# How much does quantizing continuous data affect power?

Background/how this came up:

A student has numeric ratings on a variety of items in questionnaires and sports performance data and would like to model the performance on questionnaire scores. He wanted to do an analysis (don't ask me why) where some of the data are split into quantiles so he can compare high, medium, and low performance groups. I suggested he do a linear regression instead so that he wouldn't lose power by throwing away the continuous data - but I realized that the only papers I've seen on this being bad were about doing median splits.

The question:

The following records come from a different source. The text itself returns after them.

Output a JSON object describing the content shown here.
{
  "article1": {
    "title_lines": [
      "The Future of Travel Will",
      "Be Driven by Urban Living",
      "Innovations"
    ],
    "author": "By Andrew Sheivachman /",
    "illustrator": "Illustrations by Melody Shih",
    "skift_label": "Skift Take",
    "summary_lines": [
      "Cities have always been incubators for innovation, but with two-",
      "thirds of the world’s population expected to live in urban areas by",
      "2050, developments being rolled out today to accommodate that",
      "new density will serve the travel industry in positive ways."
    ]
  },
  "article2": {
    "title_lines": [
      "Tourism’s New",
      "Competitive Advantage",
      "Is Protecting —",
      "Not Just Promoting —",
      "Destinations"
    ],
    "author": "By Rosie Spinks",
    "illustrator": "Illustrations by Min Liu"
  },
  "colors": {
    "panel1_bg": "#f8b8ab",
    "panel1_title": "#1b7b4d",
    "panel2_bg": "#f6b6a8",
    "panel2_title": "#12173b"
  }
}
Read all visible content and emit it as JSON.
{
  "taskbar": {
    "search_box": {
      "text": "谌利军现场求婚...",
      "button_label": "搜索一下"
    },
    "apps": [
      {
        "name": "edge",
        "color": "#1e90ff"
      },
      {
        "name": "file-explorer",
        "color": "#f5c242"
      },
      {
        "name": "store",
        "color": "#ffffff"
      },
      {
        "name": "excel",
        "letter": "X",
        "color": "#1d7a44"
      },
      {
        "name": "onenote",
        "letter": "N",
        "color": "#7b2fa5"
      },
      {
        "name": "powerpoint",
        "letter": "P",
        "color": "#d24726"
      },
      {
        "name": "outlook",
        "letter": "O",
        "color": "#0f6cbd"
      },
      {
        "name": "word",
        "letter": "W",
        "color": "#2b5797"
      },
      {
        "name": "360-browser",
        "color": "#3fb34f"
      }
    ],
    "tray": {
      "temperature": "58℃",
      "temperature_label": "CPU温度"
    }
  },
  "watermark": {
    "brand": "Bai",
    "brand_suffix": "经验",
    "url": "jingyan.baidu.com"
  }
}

Intuitively, it seems that quantizing your data will sacrifice power (based on arguments against median splits)- but how is this affected by the number of quantiles you choose to use? Are there circumstances where using, say, quartiles isn't much worse than doing a regression? For a given sample size, can a minimum number of quantiles be calculated to stay above a given power level?

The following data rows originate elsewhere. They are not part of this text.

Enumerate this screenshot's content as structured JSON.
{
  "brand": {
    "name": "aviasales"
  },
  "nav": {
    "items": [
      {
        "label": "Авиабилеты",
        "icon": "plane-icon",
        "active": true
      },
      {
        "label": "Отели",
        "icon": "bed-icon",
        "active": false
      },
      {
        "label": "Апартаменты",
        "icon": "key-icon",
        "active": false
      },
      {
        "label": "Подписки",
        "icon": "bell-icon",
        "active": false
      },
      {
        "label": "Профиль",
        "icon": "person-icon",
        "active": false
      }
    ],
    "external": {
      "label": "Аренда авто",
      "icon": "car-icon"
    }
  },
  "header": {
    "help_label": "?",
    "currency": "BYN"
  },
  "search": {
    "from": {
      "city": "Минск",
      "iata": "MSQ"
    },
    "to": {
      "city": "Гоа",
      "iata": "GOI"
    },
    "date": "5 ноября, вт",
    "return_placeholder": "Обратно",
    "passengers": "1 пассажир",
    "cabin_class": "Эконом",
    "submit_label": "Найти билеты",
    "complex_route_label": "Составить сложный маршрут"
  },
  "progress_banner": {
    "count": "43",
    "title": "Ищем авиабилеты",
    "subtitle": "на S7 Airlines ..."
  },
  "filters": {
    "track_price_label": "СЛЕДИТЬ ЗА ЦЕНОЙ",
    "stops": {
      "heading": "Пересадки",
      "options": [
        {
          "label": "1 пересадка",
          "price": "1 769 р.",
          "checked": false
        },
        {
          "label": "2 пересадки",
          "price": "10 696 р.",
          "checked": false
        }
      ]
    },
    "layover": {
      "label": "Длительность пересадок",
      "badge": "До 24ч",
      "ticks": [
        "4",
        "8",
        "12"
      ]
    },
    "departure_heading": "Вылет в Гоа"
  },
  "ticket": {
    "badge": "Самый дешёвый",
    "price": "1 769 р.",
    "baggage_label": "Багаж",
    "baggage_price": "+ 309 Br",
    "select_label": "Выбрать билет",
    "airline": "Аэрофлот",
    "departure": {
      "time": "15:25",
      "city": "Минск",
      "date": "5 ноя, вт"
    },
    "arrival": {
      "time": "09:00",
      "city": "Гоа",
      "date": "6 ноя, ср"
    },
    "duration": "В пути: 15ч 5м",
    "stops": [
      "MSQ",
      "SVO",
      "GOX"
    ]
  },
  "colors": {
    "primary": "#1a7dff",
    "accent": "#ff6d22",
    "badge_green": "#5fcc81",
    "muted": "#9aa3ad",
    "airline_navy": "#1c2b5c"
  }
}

• The answer certainly depends on the distribution of the continuous variable you're discretizing (by quantile splits, apparently). What kind of distribution does the continuous measurement have? Mar 2, 2012 at 3:06
• What is the conceivable motivation for using quantile groups? I can't imagine how this would either improve the analysis or shed light. You are right to believe this will sacrifice a good deal of power in general. By the way, his definition of "low performance group" will change arbitrarily if new subjects' data are added, if using quantiles to stratify the subjects. Mar 2, 2012 at 3:54
• Not an answer to your question, but my currently favorite answer to the underlying problem: When one has a continuous predictor variable, traditionally we are taught to either assume its effect as linear (losing power to detect non-linear effects) or quantize it (losing power to detect linear effects). An elegant alternative is generalized additive modelling (gam), which permits the data itself to determine the degree of non-linearity that the model attempts to fit. The mgcv package in R implements gam with cross-validation to avoid over-fitting, and has revolutionized my work. Mar 2, 2012 at 4:14
• Even simpler is to use regression splines. Mar 2, 2012 at 18:02
• One major “reason” to do it is that it seems simpler for someone who has had years of exposure to ANOVA (learning, teaching or simply reading articles using it), does not know much about statistical modeling or the GLM and needs a p-value ASAP (e.g. most psychology students or researchers). Psychologists work very hard to make everything a 2x2x… ANOVA design.
– Gala
Mar 6, 2012 at 8:56

• Estimation of quantiles is different from using quantiles as boundaries to create artificial, arbitrary groupings of inherently continuous variables. Quantile grouping is analogous to classifying a person's wealth based on their net worth and the net worth of their neighbors around them. Looking at it another way, suppose the net worths of people in a sample is $145k,$145.1k, $145.2k,$145.3k. Cutting at the lower quartile would cut at \$145.1k making the analysis only relative but on a scale that is likely to be nothing but noise. Mar 2, 2012 at 18:01